━━ INPUT FOR THIS TASK ━━
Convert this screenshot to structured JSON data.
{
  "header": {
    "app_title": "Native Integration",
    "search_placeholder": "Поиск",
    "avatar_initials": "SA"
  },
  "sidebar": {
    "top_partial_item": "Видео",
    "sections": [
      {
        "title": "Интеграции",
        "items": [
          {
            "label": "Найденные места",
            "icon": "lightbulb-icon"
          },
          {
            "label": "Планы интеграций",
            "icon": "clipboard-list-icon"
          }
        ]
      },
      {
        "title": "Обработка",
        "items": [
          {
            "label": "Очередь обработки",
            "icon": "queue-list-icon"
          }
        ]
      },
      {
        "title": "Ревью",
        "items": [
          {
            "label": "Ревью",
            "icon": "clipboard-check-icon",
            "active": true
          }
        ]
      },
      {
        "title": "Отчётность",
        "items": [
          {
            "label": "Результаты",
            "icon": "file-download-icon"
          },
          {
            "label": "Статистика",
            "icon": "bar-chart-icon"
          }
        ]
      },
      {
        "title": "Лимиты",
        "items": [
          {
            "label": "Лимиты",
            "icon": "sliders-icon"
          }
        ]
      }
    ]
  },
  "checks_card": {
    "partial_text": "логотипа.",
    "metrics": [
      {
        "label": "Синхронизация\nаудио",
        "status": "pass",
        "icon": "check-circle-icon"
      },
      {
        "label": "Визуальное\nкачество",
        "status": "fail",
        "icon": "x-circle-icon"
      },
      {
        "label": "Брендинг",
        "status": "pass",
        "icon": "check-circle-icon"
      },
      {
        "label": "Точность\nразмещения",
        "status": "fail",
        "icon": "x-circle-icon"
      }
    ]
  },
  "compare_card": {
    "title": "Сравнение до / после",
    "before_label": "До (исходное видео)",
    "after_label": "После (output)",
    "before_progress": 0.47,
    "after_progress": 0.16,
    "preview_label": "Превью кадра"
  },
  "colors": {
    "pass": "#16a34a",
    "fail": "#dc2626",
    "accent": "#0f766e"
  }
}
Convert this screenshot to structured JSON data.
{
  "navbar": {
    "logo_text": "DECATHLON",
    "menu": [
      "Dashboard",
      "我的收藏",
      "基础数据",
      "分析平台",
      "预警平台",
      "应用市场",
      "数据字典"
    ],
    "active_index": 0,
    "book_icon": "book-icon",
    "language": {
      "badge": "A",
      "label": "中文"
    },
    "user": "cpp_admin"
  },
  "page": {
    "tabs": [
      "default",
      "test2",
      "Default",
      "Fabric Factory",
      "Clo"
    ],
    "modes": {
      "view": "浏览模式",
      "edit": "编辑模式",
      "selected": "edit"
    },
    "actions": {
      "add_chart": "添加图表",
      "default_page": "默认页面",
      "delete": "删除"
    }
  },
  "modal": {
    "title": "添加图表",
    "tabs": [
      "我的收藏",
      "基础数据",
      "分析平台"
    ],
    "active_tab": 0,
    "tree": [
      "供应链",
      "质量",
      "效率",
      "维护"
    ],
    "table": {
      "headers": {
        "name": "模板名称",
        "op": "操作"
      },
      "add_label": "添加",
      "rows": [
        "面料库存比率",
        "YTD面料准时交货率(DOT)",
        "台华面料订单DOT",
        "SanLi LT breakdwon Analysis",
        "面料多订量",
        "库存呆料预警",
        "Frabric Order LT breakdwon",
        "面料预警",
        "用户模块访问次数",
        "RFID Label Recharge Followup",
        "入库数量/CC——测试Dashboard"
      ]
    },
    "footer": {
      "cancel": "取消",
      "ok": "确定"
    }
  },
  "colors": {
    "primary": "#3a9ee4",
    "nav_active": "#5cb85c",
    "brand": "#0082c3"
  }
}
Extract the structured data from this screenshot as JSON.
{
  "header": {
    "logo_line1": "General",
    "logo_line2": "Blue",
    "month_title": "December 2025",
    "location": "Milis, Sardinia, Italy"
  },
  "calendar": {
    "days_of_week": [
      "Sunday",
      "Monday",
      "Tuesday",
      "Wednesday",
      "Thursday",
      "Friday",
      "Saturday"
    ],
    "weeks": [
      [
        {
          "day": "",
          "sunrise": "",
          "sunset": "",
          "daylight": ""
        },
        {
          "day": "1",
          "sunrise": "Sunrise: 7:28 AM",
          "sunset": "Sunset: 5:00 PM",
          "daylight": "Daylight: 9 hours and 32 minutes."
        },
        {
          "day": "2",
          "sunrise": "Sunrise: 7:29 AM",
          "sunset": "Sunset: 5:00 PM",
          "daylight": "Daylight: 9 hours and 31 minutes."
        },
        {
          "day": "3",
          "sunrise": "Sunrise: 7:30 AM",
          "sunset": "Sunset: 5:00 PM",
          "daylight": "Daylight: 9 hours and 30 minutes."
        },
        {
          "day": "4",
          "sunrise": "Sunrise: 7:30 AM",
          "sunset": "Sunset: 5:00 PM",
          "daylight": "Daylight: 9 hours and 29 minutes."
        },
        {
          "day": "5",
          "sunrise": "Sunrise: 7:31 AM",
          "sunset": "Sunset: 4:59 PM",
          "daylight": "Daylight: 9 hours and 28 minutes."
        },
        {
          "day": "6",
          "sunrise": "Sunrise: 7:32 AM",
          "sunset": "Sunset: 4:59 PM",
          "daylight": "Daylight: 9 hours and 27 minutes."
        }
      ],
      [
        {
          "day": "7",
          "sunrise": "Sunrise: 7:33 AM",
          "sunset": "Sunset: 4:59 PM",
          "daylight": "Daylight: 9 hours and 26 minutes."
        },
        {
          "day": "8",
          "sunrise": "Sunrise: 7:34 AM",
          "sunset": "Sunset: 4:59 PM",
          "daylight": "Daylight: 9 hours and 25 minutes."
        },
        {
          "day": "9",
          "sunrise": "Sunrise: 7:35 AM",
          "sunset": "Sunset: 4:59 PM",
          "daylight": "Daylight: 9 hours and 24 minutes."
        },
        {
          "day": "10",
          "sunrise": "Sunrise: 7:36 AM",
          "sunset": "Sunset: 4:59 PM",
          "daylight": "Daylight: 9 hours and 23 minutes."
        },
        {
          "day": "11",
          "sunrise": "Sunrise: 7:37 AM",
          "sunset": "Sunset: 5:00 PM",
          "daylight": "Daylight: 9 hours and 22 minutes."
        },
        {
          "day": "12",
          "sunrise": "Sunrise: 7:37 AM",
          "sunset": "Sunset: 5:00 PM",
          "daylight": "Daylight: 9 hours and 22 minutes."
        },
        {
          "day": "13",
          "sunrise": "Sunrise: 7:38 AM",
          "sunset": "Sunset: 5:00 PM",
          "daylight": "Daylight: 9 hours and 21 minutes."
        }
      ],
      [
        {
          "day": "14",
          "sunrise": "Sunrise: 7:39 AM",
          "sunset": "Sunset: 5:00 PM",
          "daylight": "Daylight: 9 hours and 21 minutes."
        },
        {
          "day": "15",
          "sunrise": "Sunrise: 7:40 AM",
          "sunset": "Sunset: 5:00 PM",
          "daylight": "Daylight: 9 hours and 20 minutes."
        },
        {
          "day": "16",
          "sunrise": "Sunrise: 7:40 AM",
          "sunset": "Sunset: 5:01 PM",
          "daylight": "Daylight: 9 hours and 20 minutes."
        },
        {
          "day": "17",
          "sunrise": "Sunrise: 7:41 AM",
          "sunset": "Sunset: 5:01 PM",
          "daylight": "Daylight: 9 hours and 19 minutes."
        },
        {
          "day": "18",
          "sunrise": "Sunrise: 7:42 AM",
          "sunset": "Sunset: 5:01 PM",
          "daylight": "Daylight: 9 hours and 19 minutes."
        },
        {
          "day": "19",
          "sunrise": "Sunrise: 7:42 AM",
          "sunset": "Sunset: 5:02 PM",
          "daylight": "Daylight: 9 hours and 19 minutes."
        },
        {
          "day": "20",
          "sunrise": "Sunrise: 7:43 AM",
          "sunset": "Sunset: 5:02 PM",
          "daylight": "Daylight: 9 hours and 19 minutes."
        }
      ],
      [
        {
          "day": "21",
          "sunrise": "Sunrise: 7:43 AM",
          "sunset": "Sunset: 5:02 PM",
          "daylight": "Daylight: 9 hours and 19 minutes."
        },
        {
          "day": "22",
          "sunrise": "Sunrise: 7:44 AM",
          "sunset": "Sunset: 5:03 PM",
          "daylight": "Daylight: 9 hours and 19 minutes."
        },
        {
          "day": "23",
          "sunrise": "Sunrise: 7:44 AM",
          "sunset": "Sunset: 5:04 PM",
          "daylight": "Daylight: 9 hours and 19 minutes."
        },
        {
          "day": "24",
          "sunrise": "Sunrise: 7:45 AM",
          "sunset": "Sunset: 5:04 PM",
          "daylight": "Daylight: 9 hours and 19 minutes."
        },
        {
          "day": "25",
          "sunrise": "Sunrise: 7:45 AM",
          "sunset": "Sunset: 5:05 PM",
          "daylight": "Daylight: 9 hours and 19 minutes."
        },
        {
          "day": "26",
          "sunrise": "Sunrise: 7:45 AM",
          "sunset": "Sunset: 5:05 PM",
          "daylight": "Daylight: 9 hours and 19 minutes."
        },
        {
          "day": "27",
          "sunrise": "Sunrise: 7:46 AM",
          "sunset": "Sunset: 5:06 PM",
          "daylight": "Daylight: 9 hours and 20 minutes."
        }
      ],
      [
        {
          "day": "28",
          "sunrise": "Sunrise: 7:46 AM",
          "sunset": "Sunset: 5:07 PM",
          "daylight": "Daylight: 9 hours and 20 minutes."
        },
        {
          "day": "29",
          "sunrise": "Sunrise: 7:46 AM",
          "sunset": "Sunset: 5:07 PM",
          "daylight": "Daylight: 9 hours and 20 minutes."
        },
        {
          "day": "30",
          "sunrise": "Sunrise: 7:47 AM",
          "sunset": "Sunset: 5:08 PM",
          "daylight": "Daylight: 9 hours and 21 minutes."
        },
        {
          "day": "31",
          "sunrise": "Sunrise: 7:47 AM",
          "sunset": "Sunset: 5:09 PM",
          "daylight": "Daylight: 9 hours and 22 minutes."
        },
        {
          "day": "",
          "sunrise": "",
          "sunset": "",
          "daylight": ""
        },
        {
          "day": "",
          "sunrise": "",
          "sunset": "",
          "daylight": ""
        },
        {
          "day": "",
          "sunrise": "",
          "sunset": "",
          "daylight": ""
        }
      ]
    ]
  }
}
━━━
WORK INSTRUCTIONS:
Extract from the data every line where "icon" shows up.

EXERCISE SOLUTION:
            "icon": "lightbulb-icon"
            "icon": "clipboard-list-icon"
            "icon": "queue-list-icon"
            "icon": "clipboard-check-icon",
            "icon": "file-download-icon"
            "icon": "bar-chart-icon"
            "icon": "sliders-icon"
        "icon": "check-circle-icon"
        "icon": "x-circle-icon"
        "icon": "check-circle-icon"
        "icon": "x-circle-icon"
    "book_icon": "book-icon",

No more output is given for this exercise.